Only the number should be given: how many lines below contain "post".

Records shown START

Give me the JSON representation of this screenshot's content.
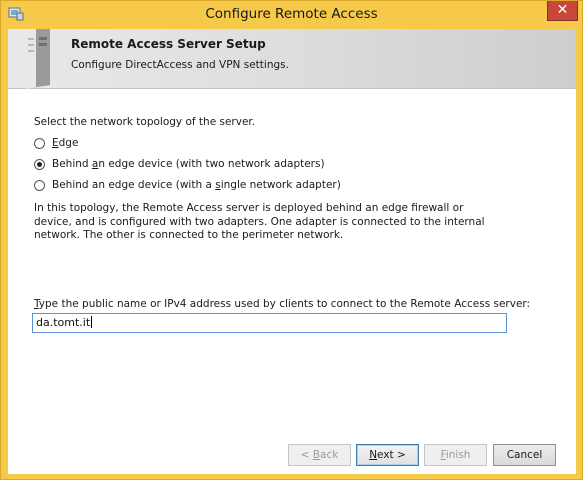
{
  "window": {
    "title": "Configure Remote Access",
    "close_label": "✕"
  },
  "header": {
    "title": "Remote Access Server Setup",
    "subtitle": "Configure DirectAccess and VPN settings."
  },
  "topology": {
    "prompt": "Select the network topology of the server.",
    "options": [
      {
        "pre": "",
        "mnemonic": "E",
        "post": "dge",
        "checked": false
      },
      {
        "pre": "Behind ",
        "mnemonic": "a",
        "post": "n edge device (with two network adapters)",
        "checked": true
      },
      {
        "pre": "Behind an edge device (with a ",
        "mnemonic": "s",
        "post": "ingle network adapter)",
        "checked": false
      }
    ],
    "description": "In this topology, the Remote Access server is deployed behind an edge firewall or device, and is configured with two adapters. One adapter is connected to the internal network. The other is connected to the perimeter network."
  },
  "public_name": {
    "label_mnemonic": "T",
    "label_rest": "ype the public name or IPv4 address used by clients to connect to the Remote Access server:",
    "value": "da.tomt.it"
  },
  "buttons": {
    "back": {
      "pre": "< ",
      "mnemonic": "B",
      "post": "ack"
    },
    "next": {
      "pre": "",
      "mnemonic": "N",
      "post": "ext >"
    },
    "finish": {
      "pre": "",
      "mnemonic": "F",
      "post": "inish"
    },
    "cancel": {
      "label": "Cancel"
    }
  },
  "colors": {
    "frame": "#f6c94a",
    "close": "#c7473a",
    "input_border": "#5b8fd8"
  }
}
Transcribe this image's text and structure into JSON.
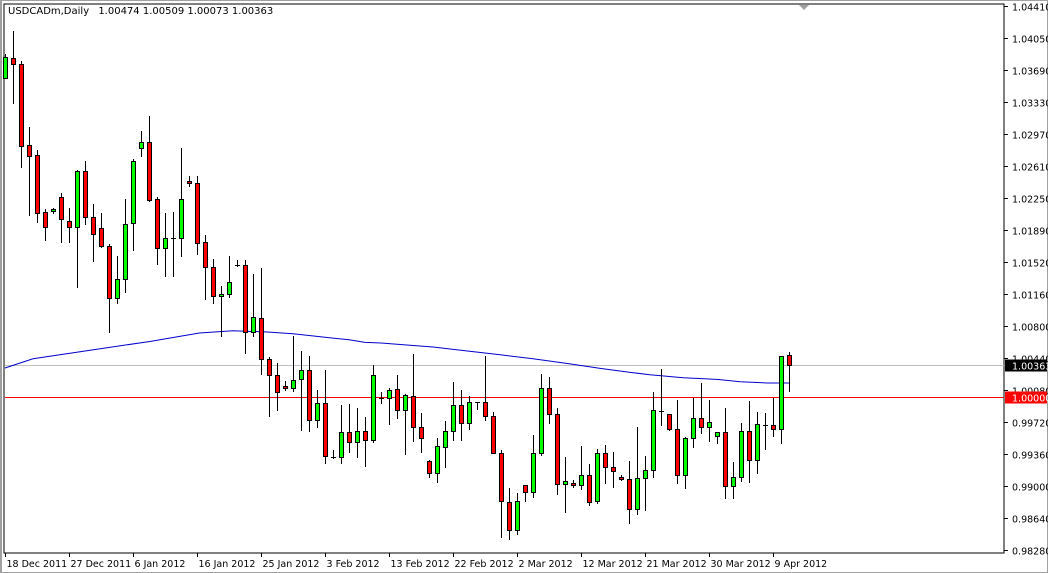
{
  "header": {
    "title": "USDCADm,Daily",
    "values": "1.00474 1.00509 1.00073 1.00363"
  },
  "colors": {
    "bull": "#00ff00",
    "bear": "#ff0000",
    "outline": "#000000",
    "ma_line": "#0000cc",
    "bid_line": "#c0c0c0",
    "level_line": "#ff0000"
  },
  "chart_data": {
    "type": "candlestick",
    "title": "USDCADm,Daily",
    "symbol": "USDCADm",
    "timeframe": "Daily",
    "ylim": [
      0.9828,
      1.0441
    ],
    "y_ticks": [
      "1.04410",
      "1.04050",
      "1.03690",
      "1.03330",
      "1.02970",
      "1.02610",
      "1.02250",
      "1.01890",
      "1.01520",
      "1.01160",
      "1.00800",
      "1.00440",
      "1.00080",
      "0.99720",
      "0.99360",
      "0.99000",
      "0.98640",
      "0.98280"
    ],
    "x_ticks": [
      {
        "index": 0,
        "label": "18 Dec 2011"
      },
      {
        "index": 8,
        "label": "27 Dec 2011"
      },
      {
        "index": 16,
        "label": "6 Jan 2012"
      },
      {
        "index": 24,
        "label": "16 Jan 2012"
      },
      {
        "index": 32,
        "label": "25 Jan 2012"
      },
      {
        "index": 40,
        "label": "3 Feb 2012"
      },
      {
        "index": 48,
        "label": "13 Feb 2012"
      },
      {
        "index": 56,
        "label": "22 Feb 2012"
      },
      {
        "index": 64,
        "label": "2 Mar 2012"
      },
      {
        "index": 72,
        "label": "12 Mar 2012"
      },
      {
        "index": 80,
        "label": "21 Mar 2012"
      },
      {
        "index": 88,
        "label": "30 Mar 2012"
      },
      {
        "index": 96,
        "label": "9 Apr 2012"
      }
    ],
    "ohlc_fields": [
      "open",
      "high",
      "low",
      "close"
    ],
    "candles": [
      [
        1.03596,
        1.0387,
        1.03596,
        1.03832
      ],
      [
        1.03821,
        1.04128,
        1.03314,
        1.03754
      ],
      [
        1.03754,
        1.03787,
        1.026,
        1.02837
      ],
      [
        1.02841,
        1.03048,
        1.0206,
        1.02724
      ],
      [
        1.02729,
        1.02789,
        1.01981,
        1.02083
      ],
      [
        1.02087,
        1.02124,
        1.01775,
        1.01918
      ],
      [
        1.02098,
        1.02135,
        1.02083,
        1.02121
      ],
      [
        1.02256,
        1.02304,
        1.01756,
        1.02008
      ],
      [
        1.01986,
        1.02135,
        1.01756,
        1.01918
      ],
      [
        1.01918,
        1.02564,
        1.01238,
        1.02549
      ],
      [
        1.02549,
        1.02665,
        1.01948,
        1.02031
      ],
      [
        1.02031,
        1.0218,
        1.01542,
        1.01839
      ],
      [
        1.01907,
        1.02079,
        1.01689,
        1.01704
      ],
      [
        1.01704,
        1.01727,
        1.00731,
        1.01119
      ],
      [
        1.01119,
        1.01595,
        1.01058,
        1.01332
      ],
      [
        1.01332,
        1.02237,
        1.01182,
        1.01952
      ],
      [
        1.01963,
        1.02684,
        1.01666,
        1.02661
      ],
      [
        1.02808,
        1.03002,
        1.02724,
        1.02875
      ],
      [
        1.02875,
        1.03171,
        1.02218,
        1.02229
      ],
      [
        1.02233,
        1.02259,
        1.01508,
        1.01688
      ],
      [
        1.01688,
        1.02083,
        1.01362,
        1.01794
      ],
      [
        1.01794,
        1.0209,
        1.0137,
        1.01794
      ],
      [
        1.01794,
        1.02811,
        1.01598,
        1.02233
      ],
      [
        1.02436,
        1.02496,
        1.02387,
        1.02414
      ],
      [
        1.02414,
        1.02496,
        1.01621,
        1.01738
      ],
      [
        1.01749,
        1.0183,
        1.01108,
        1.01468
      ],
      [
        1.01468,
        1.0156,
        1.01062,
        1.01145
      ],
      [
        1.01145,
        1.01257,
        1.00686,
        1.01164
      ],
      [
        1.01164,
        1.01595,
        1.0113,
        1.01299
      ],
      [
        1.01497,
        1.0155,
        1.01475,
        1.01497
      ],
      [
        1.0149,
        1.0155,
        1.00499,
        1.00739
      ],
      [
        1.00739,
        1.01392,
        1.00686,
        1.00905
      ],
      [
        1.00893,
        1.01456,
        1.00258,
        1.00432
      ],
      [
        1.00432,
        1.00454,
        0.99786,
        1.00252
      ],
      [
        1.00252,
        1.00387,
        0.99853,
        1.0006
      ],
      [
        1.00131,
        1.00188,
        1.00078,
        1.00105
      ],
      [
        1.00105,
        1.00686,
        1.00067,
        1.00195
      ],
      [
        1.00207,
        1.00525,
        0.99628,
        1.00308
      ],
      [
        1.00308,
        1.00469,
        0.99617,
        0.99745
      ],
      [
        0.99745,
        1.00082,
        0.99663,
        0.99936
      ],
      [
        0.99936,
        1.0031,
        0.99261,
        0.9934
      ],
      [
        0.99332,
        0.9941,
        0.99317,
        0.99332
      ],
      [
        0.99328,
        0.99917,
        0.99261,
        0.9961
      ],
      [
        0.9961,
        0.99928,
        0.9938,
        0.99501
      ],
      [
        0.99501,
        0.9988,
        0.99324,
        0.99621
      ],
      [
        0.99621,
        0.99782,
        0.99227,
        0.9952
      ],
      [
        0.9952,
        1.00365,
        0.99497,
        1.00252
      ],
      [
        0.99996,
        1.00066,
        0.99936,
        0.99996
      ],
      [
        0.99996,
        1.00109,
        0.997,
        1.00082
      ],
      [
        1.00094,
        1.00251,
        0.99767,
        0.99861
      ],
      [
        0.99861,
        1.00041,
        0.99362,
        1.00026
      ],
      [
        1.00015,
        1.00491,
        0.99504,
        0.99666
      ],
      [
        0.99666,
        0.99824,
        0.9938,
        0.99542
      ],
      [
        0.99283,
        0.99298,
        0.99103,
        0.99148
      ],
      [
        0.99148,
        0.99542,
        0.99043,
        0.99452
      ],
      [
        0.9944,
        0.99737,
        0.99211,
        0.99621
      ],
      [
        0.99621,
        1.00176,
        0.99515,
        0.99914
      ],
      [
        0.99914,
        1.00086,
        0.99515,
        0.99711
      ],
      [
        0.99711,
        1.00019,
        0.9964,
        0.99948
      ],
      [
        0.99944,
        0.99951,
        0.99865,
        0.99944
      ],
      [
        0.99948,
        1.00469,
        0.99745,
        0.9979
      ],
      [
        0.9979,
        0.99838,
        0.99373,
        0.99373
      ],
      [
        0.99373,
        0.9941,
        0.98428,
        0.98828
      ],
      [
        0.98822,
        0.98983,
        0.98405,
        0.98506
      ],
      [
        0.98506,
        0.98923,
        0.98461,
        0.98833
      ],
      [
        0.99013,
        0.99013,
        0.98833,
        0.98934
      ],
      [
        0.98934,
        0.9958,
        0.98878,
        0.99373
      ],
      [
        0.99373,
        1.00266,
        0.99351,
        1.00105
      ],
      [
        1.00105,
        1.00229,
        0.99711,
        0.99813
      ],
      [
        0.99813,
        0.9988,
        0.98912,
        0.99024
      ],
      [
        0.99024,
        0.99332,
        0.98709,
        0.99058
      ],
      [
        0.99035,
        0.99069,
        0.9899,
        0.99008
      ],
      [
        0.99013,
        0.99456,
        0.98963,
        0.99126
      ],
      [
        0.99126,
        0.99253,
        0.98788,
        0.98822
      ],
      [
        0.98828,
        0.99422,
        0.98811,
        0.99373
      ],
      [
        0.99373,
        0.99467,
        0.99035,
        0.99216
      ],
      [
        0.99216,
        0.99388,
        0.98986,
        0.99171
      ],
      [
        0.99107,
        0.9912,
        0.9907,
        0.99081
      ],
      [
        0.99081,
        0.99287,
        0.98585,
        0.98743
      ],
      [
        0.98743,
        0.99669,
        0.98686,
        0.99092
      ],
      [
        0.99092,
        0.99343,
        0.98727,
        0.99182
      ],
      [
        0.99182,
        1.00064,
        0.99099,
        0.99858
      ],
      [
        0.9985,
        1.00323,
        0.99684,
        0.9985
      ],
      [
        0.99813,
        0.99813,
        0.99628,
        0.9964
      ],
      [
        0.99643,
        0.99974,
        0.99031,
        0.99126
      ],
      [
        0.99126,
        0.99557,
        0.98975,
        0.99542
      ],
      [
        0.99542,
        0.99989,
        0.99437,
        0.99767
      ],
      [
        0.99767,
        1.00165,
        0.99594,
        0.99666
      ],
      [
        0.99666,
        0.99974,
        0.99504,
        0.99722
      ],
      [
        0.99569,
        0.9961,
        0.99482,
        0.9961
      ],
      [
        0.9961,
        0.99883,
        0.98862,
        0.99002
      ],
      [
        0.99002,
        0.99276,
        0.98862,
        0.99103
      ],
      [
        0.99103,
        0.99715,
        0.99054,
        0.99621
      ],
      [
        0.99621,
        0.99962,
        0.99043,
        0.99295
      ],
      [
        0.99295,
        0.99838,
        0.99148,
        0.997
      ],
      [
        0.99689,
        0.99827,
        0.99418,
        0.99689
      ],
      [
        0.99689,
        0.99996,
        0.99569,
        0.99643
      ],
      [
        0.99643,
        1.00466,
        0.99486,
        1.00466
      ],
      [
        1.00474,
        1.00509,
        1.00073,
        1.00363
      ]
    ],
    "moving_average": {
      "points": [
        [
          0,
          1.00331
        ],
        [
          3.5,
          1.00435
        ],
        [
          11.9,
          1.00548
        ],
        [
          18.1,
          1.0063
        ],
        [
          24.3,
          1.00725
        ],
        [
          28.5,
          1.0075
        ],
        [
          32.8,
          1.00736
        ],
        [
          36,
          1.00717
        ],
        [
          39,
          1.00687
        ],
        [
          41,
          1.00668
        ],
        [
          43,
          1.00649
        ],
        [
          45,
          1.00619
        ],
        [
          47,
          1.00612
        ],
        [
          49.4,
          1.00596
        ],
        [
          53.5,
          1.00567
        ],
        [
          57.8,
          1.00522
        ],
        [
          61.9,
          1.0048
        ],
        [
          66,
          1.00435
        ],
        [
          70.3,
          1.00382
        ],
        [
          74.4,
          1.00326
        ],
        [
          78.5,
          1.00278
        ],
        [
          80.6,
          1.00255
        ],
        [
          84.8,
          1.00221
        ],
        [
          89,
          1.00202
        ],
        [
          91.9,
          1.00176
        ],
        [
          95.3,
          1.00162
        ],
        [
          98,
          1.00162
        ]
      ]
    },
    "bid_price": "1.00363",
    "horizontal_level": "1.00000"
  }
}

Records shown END

• **Reply**: 6